**Exercise prompt:** Filter the entries below, keeping only lines with the word "true".

**Entries shown:**
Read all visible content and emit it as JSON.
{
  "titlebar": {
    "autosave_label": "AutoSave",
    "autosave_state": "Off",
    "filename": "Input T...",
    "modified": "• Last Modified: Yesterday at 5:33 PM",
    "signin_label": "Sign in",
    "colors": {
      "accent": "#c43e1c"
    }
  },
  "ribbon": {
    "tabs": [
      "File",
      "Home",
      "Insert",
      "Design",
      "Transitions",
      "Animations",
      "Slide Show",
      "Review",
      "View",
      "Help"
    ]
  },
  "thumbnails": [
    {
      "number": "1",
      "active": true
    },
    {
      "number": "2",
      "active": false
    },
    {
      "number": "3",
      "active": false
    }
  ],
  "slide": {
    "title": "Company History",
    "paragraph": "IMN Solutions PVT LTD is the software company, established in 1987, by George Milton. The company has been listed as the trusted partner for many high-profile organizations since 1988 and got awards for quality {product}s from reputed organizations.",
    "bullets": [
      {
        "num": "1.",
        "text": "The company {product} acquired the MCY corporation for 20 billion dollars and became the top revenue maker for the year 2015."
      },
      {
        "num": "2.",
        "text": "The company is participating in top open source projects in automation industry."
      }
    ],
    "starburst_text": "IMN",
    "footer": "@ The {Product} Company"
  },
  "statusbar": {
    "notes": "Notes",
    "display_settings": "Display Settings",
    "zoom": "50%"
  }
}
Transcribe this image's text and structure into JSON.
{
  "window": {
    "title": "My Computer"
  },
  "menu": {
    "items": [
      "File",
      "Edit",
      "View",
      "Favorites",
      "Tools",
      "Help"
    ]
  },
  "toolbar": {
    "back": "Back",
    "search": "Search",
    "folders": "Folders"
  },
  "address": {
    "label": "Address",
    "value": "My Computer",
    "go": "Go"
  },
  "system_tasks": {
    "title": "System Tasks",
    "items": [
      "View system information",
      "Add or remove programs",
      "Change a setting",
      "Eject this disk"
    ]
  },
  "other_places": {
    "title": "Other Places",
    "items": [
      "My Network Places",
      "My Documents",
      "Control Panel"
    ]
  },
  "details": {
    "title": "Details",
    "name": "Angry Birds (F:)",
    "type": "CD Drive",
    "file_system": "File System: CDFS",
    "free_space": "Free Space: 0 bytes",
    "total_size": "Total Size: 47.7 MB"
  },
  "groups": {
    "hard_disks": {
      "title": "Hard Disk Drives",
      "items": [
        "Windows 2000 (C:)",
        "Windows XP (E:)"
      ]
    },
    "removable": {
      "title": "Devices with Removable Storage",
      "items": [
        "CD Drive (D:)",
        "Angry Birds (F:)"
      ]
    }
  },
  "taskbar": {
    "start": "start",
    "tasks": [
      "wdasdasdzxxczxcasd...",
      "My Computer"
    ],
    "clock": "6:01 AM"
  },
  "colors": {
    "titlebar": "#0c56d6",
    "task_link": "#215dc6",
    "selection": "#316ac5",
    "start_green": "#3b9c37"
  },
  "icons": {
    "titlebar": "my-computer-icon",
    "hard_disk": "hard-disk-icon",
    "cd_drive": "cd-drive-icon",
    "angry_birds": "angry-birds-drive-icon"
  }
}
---
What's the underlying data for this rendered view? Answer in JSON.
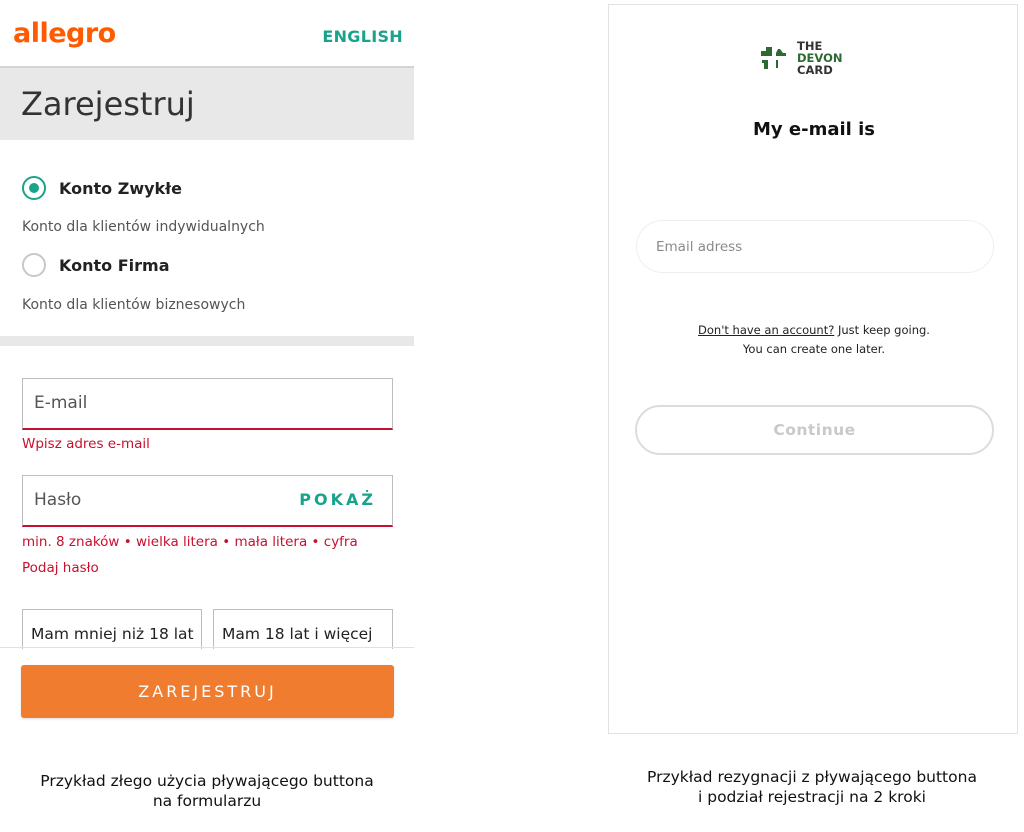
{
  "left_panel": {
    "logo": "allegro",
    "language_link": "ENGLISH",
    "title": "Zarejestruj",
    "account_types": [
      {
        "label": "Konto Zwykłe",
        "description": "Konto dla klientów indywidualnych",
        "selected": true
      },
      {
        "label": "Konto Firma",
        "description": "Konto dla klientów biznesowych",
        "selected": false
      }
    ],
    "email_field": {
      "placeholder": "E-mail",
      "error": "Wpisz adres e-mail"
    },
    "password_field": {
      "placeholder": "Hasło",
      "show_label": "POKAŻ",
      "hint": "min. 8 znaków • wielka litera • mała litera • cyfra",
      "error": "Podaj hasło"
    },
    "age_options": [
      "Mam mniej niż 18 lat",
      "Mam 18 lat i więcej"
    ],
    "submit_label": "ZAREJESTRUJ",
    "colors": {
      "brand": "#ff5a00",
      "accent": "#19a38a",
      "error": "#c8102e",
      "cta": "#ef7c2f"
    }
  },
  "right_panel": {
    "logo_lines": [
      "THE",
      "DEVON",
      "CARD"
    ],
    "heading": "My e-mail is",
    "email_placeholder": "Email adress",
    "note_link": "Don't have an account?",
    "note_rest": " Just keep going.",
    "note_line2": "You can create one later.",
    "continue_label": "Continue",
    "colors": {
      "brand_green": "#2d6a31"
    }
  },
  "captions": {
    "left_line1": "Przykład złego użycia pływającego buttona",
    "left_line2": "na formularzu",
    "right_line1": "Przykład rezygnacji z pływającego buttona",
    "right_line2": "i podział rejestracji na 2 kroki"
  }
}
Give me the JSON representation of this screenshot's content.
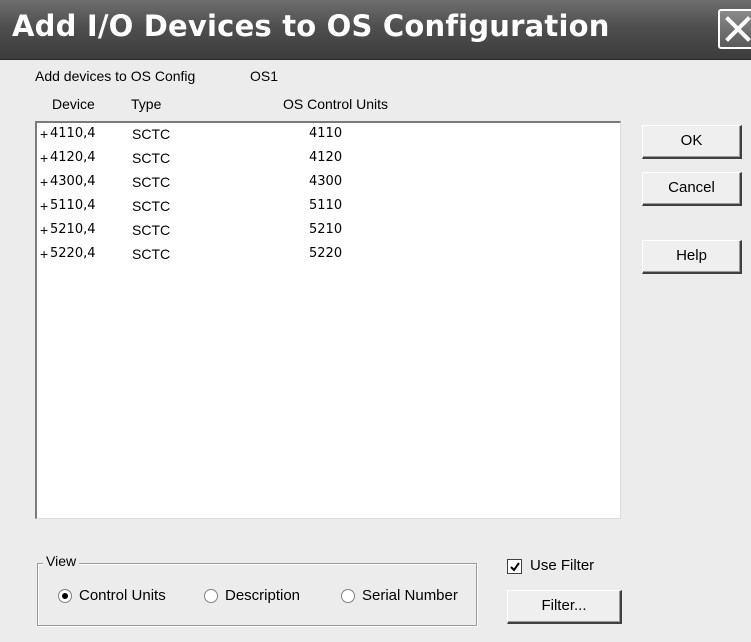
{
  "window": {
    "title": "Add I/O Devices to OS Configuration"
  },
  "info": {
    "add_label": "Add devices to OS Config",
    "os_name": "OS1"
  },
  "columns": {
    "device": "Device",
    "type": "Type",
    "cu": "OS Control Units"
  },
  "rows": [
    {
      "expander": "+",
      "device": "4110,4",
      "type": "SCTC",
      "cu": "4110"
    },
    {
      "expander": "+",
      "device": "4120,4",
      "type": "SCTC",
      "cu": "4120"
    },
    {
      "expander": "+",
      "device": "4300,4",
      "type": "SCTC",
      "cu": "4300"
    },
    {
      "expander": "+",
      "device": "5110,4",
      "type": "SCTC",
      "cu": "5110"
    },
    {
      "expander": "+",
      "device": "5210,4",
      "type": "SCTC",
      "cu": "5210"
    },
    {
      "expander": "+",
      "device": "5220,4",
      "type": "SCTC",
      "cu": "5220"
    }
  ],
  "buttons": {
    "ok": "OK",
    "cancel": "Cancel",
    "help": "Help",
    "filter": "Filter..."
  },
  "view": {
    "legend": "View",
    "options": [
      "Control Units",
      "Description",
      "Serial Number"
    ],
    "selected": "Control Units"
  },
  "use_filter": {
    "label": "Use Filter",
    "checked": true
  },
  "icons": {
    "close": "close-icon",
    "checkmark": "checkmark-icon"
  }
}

**Answer box:**
      "active": true
        "selected": true
    "checked": true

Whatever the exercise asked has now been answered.